PORT Macquarie’s Australian Lifeguard Service (ALS) Supervisor, James Turnham, has thanked locals and tourists for a mellow second week of school holidays on the Mid North Coast.
Following a dramatic first week on the sand, lifeguards did not have to make any major rescues as the message to swim between the flags was heard loud and clear by beach-goers.
"We had poor conditions at some of our beaches, but thankfully most people were doing the right thing and using patrolled beaches,” Mr Turnham said.
“Apart from the close call we had at Lake Cathie there weren’t many other incidents in the water, which is great.”
Lifeguards were kept busy with first aid, including a broken leg and a couple of surfers who suffered head wounds from their surfboards.
Snakes proved the show offs, venturing out to bask in the sun earlier in the week when the weather was warm.
“It's common to see snakes, as we did this week, close to the shrubs and the dunes,” Mr Turnham said.
“It's not often you see a snake cross the car park and go under a car like we did. Lifeguards never handle the snakes themselves.
“Apart from that, educating the public about snakes is all we can do. We remind them to keep an eye out on walking trails as well as near shrub and sand dunes.”
Lifeguards were on alert when severe weather warnings were in place this week. As Port Macquarie and surrounds were rocked with a thunderstorm on October 10, Mr Turnham said it brought with it some rough conditions.
“Swells around north facing beaches are the nicer ones at the moment, whereas Lake Cathie and Lighthouse have been closed late this week (due to weather),” he said.
“It's something we always monitor, with conditions deteriorating and stronger currents becoming problematic in storm season.
“It's been nice to get some rain and although tourists aren't stoked with the wet weather we certainly needed it.”
Then there are the sharks. Luckily, technology aids lifeguards in being alert and monitoring our beaches.
“We have the DPI helicopter around and the drones are used in the area so we can spot the sharks,” he said.
“When we do, and we have several times during the holidays, we close the beach, and when the shark moves on we can immediately re-open the beach. It's a great example of how handy technology has become.
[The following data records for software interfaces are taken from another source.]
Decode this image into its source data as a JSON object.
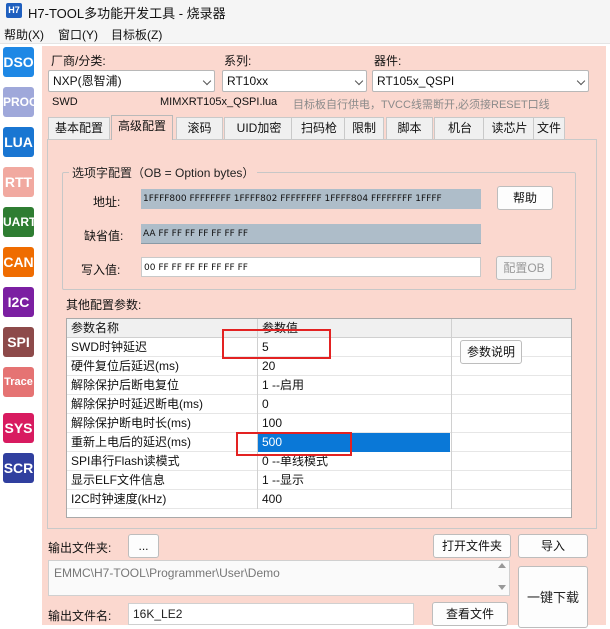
{
  "window": {
    "app_icon": "H7",
    "title": "H7-TOOL多功能开发工具 - 烧录器"
  },
  "menu": [
    "帮助(X)",
    "窗口(Y)",
    "目标板(Z)"
  ],
  "sidebar": [
    {
      "label": "DSO",
      "color": "#1e88e5"
    },
    {
      "label": "PROG",
      "color": "#9fa8da"
    },
    {
      "label": "LUA",
      "color": "#1976d2"
    },
    {
      "label": "RTT",
      "color": "#f1a9a0"
    },
    {
      "label": "UART",
      "color": "#2e7d32"
    },
    {
      "label": "CAN",
      "color": "#ef6c00"
    },
    {
      "label": "I2C",
      "color": "#7b1fa2"
    },
    {
      "label": "SPI",
      "color": "#8d4a4a"
    },
    {
      "label": "Trace",
      "color": "#e57373"
    },
    {
      "label": "SYS",
      "color": "#d81b60"
    },
    {
      "label": "SCR",
      "color": "#303f9f"
    }
  ],
  "selectors": {
    "vendor_label": "厂商/分类:",
    "vendor_value": "NXP(恩智浦)",
    "series_label": "系列:",
    "series_value": "RT10xx",
    "device_label": "器件:",
    "device_value": "RT105x_QSPI"
  },
  "info": {
    "interface": "SWD",
    "lua_file": "MIMXRT105x_QSPI.lua",
    "hint": "目标板自行供电，TVCC线需断开,必须接RESET口线"
  },
  "tabs": [
    "基本配置",
    "高级配置",
    "滚码",
    "UID加密",
    "扫码枪",
    "限制",
    "脚本",
    "机台",
    "读芯片",
    "文件"
  ],
  "option_bytes": {
    "group_title": "选项字配置（OB = Option bytes）",
    "address_label": "地址:",
    "address_value": "1FFFF800 FFFFFFFF 1FFFF802 FFFFFFFF 1FFFF804 FFFFFFFF 1FFFF",
    "default_label": "缺省值:",
    "default_value": "AA FF FF FF FF FF FF FF",
    "write_label": "写入值:",
    "write_value": "00 FF FF FF FF FF FF FF",
    "help_button": "帮助",
    "config_button": "配置OB"
  },
  "params": {
    "section_label": "其他配置参数:",
    "col_name": "参数名称",
    "col_value": "参数值",
    "explain_button": "参数说明",
    "selected_index": 6,
    "rows": [
      {
        "name": "SWD时钟延迟",
        "value": "5"
      },
      {
        "name": "硬件复位后延迟(ms)",
        "value": "20"
      },
      {
        "name": "解除保护后断电复位",
        "value": "1 --启用"
      },
      {
        "name": "解除保护时延迟断电(ms)",
        "value": "0"
      },
      {
        "name": "解除保护断电时长(ms)",
        "value": "100"
      },
      {
        "name": "重新上电后的延迟(ms)",
        "value": "500"
      },
      {
        "name": "SPI串行Flash读模式",
        "value": "0 --单线模式"
      },
      {
        "name": "显示ELF文件信息",
        "value": "1 --显示"
      },
      {
        "name": "I2C时钟速度(kHz)",
        "value": "400"
      }
    ]
  },
  "bottom": {
    "output_folder_label": "输出文件夹:",
    "browse_button": "...",
    "open_folder_button": "打开文件夹",
    "import_button": "导入",
    "path": "EMMC\\H7-TOOL\\Programmer\\User\\Demo",
    "output_name_label": "输出文件名:",
    "output_name_value": "16K_LE2",
    "view_file_button": "查看文件",
    "download_button": "一键下载"
  }
}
“I'd say it has been a positive holiday period. We always expect incidents to go down, but most people did the right thing.”